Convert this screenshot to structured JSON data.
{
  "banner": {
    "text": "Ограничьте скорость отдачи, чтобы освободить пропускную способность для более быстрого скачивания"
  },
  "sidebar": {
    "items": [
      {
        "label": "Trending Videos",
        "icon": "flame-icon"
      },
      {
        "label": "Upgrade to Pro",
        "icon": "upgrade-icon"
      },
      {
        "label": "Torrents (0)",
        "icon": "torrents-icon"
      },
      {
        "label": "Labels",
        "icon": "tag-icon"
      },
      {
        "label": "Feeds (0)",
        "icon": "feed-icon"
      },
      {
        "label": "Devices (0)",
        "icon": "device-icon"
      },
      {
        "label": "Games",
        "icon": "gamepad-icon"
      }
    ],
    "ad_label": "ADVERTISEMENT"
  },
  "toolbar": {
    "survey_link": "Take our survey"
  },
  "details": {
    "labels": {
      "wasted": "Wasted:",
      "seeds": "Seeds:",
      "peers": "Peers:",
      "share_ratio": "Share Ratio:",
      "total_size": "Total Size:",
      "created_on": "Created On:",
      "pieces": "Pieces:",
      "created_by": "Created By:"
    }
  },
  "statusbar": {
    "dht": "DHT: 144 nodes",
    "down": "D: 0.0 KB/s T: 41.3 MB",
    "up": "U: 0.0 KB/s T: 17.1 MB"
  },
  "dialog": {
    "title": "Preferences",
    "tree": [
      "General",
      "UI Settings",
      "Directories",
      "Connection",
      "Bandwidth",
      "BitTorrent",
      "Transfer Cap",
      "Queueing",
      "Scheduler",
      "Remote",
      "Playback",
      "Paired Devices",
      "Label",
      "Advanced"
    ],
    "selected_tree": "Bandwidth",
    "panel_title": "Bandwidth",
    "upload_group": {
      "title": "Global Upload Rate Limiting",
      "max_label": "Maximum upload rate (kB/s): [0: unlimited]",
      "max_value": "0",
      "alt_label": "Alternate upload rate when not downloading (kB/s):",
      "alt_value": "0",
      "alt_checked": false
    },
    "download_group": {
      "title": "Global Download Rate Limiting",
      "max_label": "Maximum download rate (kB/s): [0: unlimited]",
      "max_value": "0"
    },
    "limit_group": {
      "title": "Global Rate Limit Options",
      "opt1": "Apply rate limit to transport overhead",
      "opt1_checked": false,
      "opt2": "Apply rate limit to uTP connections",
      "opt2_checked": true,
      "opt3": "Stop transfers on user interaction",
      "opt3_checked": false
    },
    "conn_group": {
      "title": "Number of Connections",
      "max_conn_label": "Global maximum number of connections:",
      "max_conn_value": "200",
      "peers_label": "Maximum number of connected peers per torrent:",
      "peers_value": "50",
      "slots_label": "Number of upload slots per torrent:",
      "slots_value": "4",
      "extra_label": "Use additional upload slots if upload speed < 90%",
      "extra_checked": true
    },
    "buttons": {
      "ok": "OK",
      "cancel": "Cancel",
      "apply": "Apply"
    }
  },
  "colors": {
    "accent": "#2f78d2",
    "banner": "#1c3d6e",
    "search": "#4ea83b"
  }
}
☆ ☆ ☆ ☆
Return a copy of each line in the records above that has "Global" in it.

Written response >>
      "title": "Global Upload Rate Limiting",
      "title": "Global Download Rate Limiting",
      "title": "Global Rate Limit Options",
      "max_conn_label": "Global maximum number of connections:",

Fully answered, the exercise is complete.